■ About this exercise
In full and without deviation, reproduce the records that follow.

Available data section start

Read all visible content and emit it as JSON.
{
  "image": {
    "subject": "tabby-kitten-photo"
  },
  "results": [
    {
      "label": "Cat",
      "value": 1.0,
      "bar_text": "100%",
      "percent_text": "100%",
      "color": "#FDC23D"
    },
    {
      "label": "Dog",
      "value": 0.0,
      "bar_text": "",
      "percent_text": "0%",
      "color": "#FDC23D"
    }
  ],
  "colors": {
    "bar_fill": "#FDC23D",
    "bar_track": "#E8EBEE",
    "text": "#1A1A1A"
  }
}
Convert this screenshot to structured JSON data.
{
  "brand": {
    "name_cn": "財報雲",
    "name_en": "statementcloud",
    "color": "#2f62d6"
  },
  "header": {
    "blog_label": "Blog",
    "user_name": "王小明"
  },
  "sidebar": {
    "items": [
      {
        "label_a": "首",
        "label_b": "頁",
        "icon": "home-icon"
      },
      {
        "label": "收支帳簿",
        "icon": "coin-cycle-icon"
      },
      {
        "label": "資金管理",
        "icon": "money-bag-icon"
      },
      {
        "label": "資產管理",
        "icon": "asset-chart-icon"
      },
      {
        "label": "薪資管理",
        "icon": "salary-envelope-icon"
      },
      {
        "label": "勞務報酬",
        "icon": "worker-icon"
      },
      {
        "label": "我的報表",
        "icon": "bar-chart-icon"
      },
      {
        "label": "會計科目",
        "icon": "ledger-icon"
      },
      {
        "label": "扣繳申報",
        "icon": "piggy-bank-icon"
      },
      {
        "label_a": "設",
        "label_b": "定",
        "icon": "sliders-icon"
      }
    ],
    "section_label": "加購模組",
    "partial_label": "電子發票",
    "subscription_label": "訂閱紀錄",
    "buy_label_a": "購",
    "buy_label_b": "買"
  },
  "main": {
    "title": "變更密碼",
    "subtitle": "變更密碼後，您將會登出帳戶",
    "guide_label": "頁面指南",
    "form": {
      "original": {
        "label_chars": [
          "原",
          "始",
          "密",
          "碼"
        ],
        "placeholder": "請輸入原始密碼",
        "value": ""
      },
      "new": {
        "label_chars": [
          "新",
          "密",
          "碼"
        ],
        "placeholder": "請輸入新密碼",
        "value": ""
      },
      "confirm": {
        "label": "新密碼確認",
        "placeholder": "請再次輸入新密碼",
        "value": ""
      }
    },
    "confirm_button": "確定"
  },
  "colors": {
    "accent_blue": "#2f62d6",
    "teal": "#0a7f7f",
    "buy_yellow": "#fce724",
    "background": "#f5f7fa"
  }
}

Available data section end

■ Exercise result
Read all visible content and emit it as JSON.
{
  "image": {
    "subject": "tabby-kitten-photo"
  },
  "results": [
    {
      "label": "Cat",
      "value": 1.0,
      "bar_text": "100%",
      "percent_text": "100%",
      "color": "#FDC23D"
    },
    {
      "label": "Dog",
      "value": 0.0,
      "bar_text": "",
      "percent_text": "0%",
      "color": "#FDC23D"
    }
  ],
  "colors": {
    "bar_fill": "#FDC23D",
    "bar_track": "#E8EBEE",
    "text": "#1A1A1A"
  }
}
Convert this screenshot to structured JSON data.
{
  "brand": {
    "name_cn": "財報雲",
    "name_en": "statementcloud",
    "color": "#2f62d6"
  },
  "header": {
    "blog_label": "Blog",
    "user_name": "王小明"
  },
  "sidebar": {
    "items": [
      {
        "label_a": "首",
        "label_b": "頁",
        "icon": "home-icon"
      },
      {
        "label": "收支帳簿",
        "icon": "coin-cycle-icon"
      },
      {
        "label": "資金管理",
        "icon": "money-bag-icon"
      },
      {
        "label": "資產管理",
        "icon": "asset-chart-icon"
      },
      {
        "label": "薪資管理",
        "icon": "salary-envelope-icon"
      },
      {
        "label": "勞務報酬",
        "icon": "worker-icon"
      },
      {
        "label": "我的報表",
        "icon": "bar-chart-icon"
      },
      {
        "label": "會計科目",
        "icon": "ledger-icon"
      },
      {
        "label": "扣繳申報",
        "icon": "piggy-bank-icon"
      },
      {
        "label_a": "設",
        "label_b": "定",
        "icon": "sliders-icon"
      }
    ],
    "section_label": "加購模組",
    "partial_label": "電子發票",
    "subscription_label": "訂閱紀錄",
    "buy_label_a": "購",
    "buy_label_b": "買"
  },
  "main": {
    "title": "變更密碼",
    "subtitle": "變更密碼後，您將會登出帳戶",
    "guide_label": "頁面指南",
    "form": {
      "original": {
        "label_chars": [
          "原",
          "始",
          "密",
          "碼"
        ],
        "placeholder": "請輸入原始密碼",
        "value": ""
      },
      "new": {
        "label_chars": [
          "新",
          "密",
          "碼"
        ],
        "placeholder": "請輸入新密碼",
        "value": ""
      },
      "confirm": {
        "label": "新密碼確認",
        "placeholder": "請再次輸入新密碼",
        "value": ""
      }
    },
    "confirm_button": "確定"
  },
  "colors": {
    "accent_blue": "#2f62d6",
    "teal": "#0a7f7f",
    "buy_yellow": "#fce724",
    "background": "#f5f7fa"
  }
}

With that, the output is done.